This volume was the second ever offered in our Classics of Liberty Library, and the reverberations of Paine’s words are ever as urgent and relevant today.
How was it that an Englishman with no formal education beyond his thirteenth year, who in various times of his life had been a corset maker, tobacconist, schoolmaster, and exciseman, became the author of some of the most stirring documents ever written in the cause of freedom? The answer may be found in the curious twists and turns in the life of Thomas Paine, whose vision of liberty for individuals and nations helped defend one revolution in the Old World and shape another in the New.
Paine had known firsthand the poverty and injustice suffered by England’s lower classes. During the second of two stint as an employee in the excise service, in Sussex, he had written an impassioned pamphlet in 1772 arguing for an increase in the meager pay of customs officers. He was summarily dismissed for his efforts and, dodging creditors, eventually made his way to London, where fate led to a meeting with Ben Franklin. The latter, impressed with Paine’s intelligence, character and interest in science, encouraged him to sail for America, which Paine did, arriving in Philadelphia in November 1774.
Through Franklin’s son-in-law, Paine met Robert Aitken, whose Pennsylvania Magazine he helped edit. He also wrote his own articles, largely of a radical bent, among them a condemnation of slavery in America. But the pamphlet that brought fame (or notoriety) to Paine was Common Sense, in which he went beyond mere calls for political reform and urged complete independence of the American colonies from Britain. Published on January 10, 1776, it caused a dramatic public reaction, selling according to some estimates a half a million copies in just a few months. Washington declared that Common Sense had “worked a powerful change in the minds of many men,” and there is no doubt that it had direct bearing on the Declaration of Independence signed that July.

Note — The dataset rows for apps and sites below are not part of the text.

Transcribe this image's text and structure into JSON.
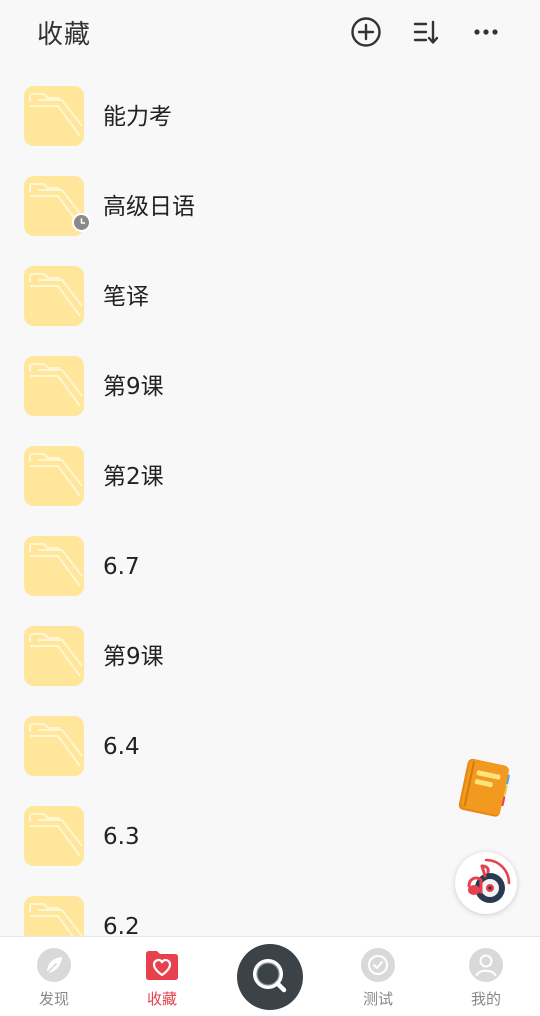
{
  "header": {
    "title": "收藏",
    "add_icon": "plus-circle-icon",
    "sort_icon": "sort-icon",
    "more_icon": "more-dots-icon"
  },
  "folders": [
    {
      "name": "能力考",
      "recent": false
    },
    {
      "name": "高级日语",
      "recent": true
    },
    {
      "name": "笔译",
      "recent": false
    },
    {
      "name": "第9课",
      "recent": false
    },
    {
      "name": "第2课",
      "recent": false
    },
    {
      "name": "6.7",
      "recent": false
    },
    {
      "name": "第9课",
      "recent": false
    },
    {
      "name": "6.4",
      "recent": false
    },
    {
      "name": "6.3",
      "recent": false
    },
    {
      "name": "6.2",
      "recent": false
    }
  ],
  "floating": {
    "notebook_icon": "notebook-icon",
    "music_icon": "music-disc-icon"
  },
  "tabbar": {
    "tabs": [
      {
        "label": "发现",
        "icon": "leaf-icon",
        "active": false
      },
      {
        "label": "收藏",
        "icon": "heart-folder-icon",
        "active": true
      },
      {
        "label": "测试",
        "icon": "check-circle-icon",
        "active": false
      },
      {
        "label": "我的",
        "icon": "user-icon",
        "active": false
      }
    ],
    "center_icon": "search-icon"
  },
  "colors": {
    "accent": "#e8414e",
    "folder": "#ffe69a",
    "background": "#f8f8f8",
    "center_button": "#3b4349"
  }
}
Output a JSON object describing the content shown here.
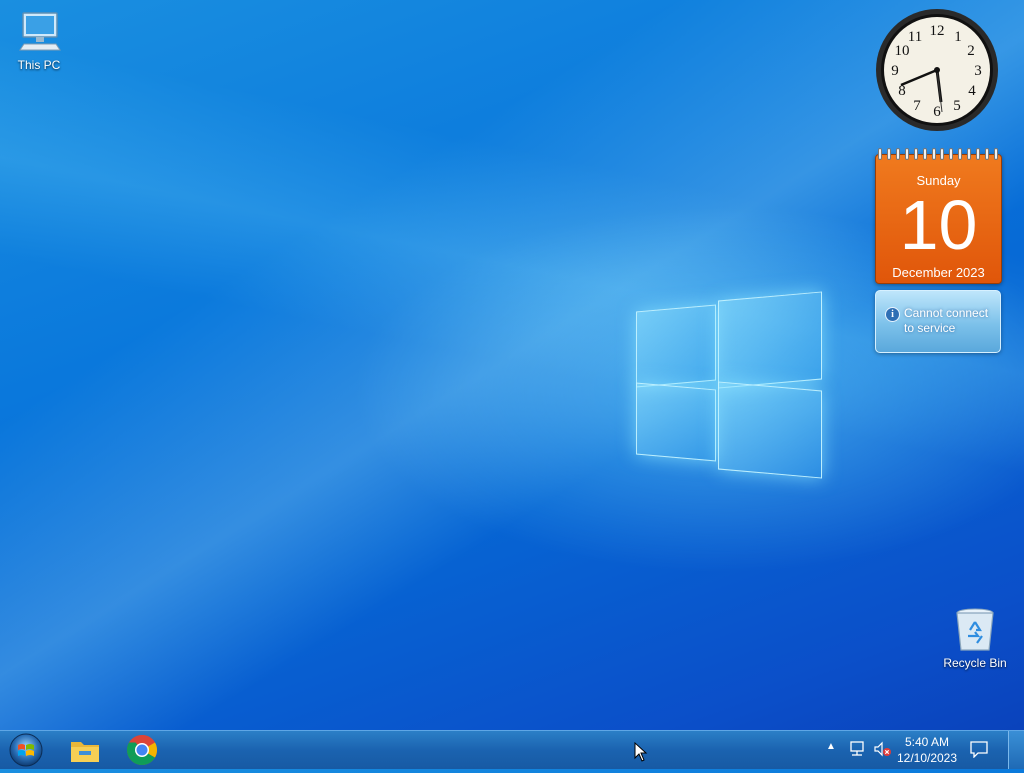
{
  "desktop": {
    "icons": [
      {
        "label": "This PC",
        "icon": "computer-icon"
      },
      {
        "label": "Recycle Bin",
        "icon": "recycle-bin-icon"
      }
    ]
  },
  "gadgets": {
    "clock": {
      "numerals": [
        "12",
        "1",
        "2",
        "3",
        "4",
        "5",
        "6",
        "7",
        "8",
        "9",
        "10",
        "11"
      ],
      "time": "5:40"
    },
    "calendar": {
      "weekday": "Sunday",
      "day": "10",
      "month_year": "December 2023"
    },
    "weather": {
      "message": "Cannot connect to service",
      "icon": "info-icon"
    }
  },
  "taskbar": {
    "start_icon": "windows-start-orb-icon",
    "pinned": [
      {
        "name": "File Explorer",
        "icon": "folder-icon"
      },
      {
        "name": "Google Chrome",
        "icon": "chrome-icon"
      }
    ],
    "tray": {
      "time": "5:40 AM",
      "date": "12/10/2023",
      "chevron": "▲"
    }
  },
  "colors": {
    "taskbar": "#1b63b0",
    "calendar_orange": "#e8661a",
    "desktop_blue": "#0a78dc"
  }
}
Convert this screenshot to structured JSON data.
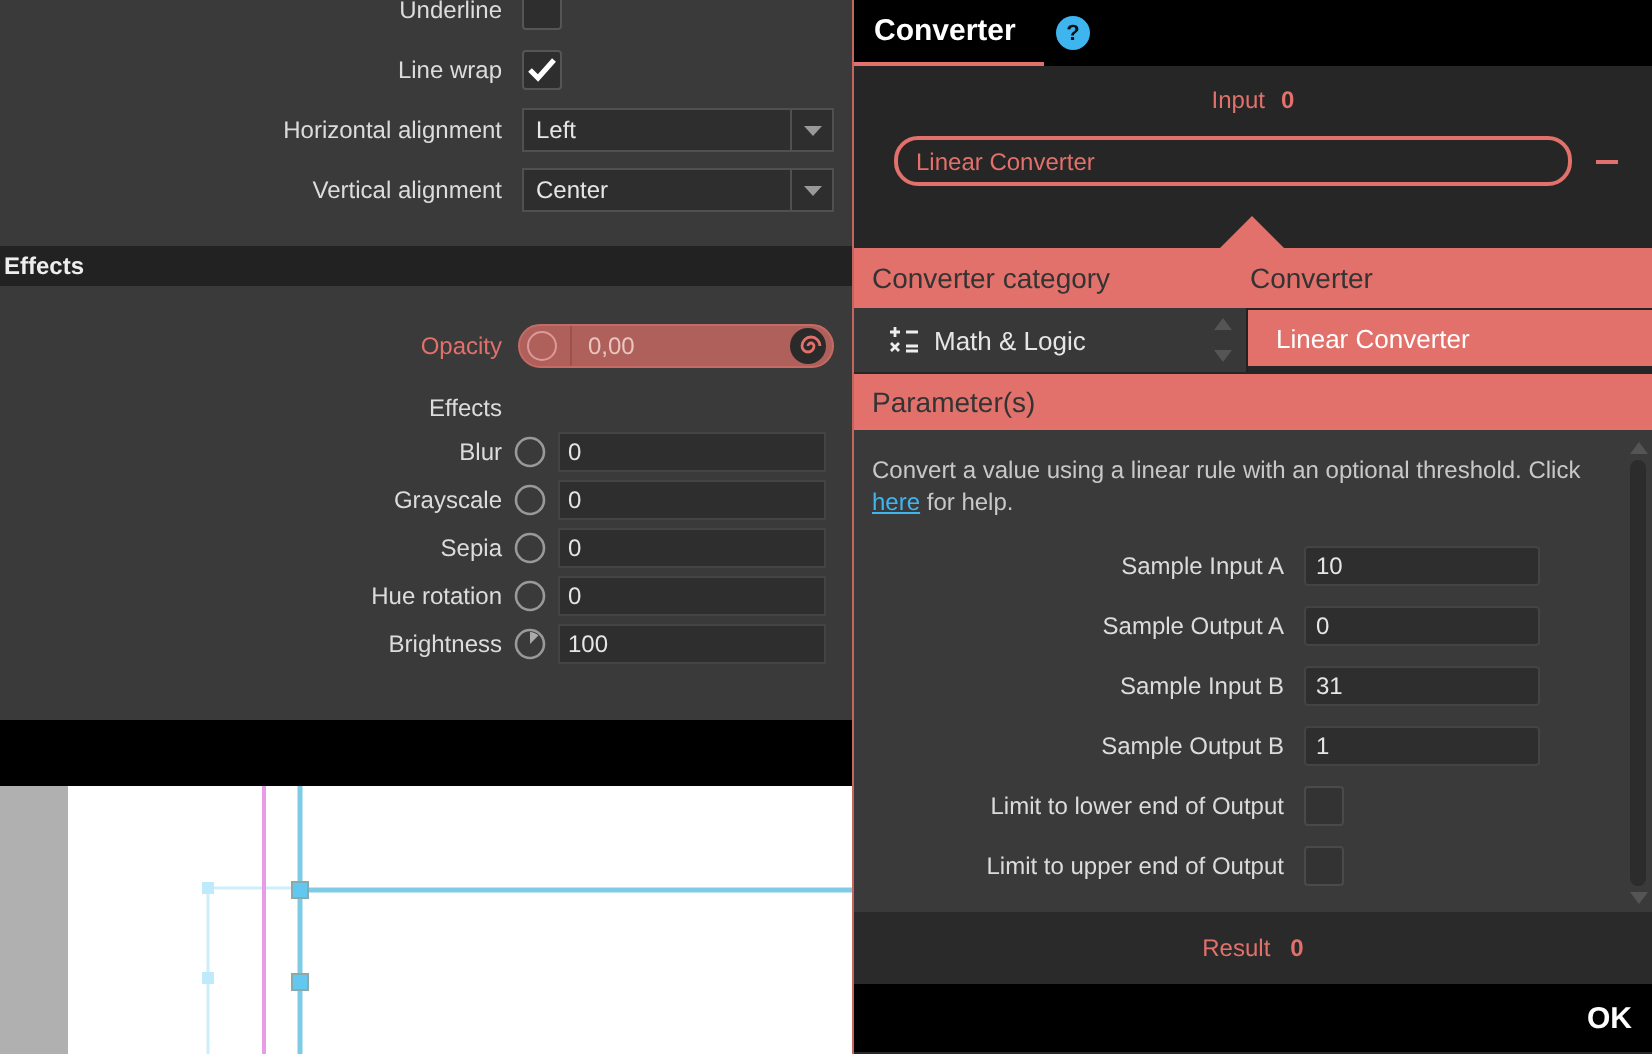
{
  "properties": {
    "rows": [
      {
        "kind": "checkbox",
        "label": "Underline",
        "checked": false
      },
      {
        "kind": "checkbox",
        "label": "Line wrap",
        "checked": true
      },
      {
        "kind": "dropdown",
        "label": "Horizontal alignment",
        "value": "Left"
      },
      {
        "kind": "dropdown",
        "label": "Vertical alignment",
        "value": "Center"
      }
    ]
  },
  "effects": {
    "title": "Effects",
    "opacity": {
      "label": "Opacity",
      "value": "0,00",
      "linked": true
    },
    "subtitle": "Effects",
    "filters": [
      {
        "label": "Blur",
        "value": "0",
        "modified": false
      },
      {
        "label": "Grayscale",
        "value": "0",
        "modified": false
      },
      {
        "label": "Sepia",
        "value": "0",
        "modified": false
      },
      {
        "label": "Hue rotation",
        "value": "0",
        "modified": false
      },
      {
        "label": "Brightness",
        "value": "100",
        "modified": true
      }
    ]
  },
  "converter": {
    "tab": {
      "label": "Converter",
      "selected": true
    },
    "help": "?",
    "input": {
      "label": "Input",
      "value": "0"
    },
    "converter_field": {
      "value": "Linear Converter"
    },
    "columns": [
      "Converter category",
      "Converter"
    ],
    "categories": [
      {
        "label": "Math & Logic"
      }
    ],
    "converters": [
      {
        "label": "Linear Converter",
        "selected": true
      }
    ],
    "parameters": {
      "title": "Parameter(s)",
      "description": "Convert a value using a linear rule with an optional threshold. Click ",
      "link": "here",
      "description_end": " for help.",
      "fields": [
        {
          "kind": "text",
          "label": "Sample Input A",
          "value": "10"
        },
        {
          "kind": "text",
          "label": "Sample Output A",
          "value": "0"
        },
        {
          "kind": "text",
          "label": "Sample Input B",
          "value": "31"
        },
        {
          "kind": "text",
          "label": "Sample Output B",
          "value": "1"
        },
        {
          "kind": "checkbox",
          "label": "Limit to lower end of Output",
          "checked": false
        },
        {
          "kind": "checkbox",
          "label": "Limit to upper end of Output",
          "checked": false
        }
      ]
    },
    "result": {
      "label": "Result",
      "value": "0"
    },
    "ok": "OK"
  }
}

In 1787, Paine returned to Europe to consult with engineers on a design he had for the first iron suspension bridge. While he was in England, the French Revolution broke out, and in response to Edmund Burke’s attack on the uprising, Paine wrote Rights of Man (1791-1792). Within its pages he argued forcefully in favor of remedies for society’s ills, including the substitution of the monarchy with a republic. This resulted in an English court indicting him for treason and permanently banning his book. Paine, however, was on his way to France before the order for his arrest could be issued; still, he was tried in absentia, found guilty of seditious libel, and branded an outlaw.
The trouble caused by Paine’s strong convictions did not end there. While in France, where he had been made a French citizen and elected to a seat in the National Convention, he had incurred the wrath of Robespierre by espousing banishment for Louis XVI rather than execution. Paine was thus imprisoned for nearly a year, beginning late in 1793, and narrowly escaped the guillotine himself. (The Age of Reason, his great deistic work, was written at this time.) Following Robespierre’s downfall, he was released, in large part due to the good offices of Ambassador James Monroe.
Back in America in 1802, the great champion of liberty, in poor health and poverty-stricken, found himself ostracized for his radical politics and his perceived atheism. Thomas Paine died in New Rochelle, New York, in 1809, his obituary in the New York Citizen reading in part,
He had lived long, did some good and much harm.
To this day he remains controversial, but his memory is most eloquently honored in the words of Andrew Jackson, who said,
Thomas Paine needs no monument in the hearts of all lovers of liberty.
Our leather-bound volume has been photographically reproduced from rare editions of 1791 and 1792 and thus preserves the historical authenticity of the originals, including typographical errors and printing irregularities. You can purchase it here.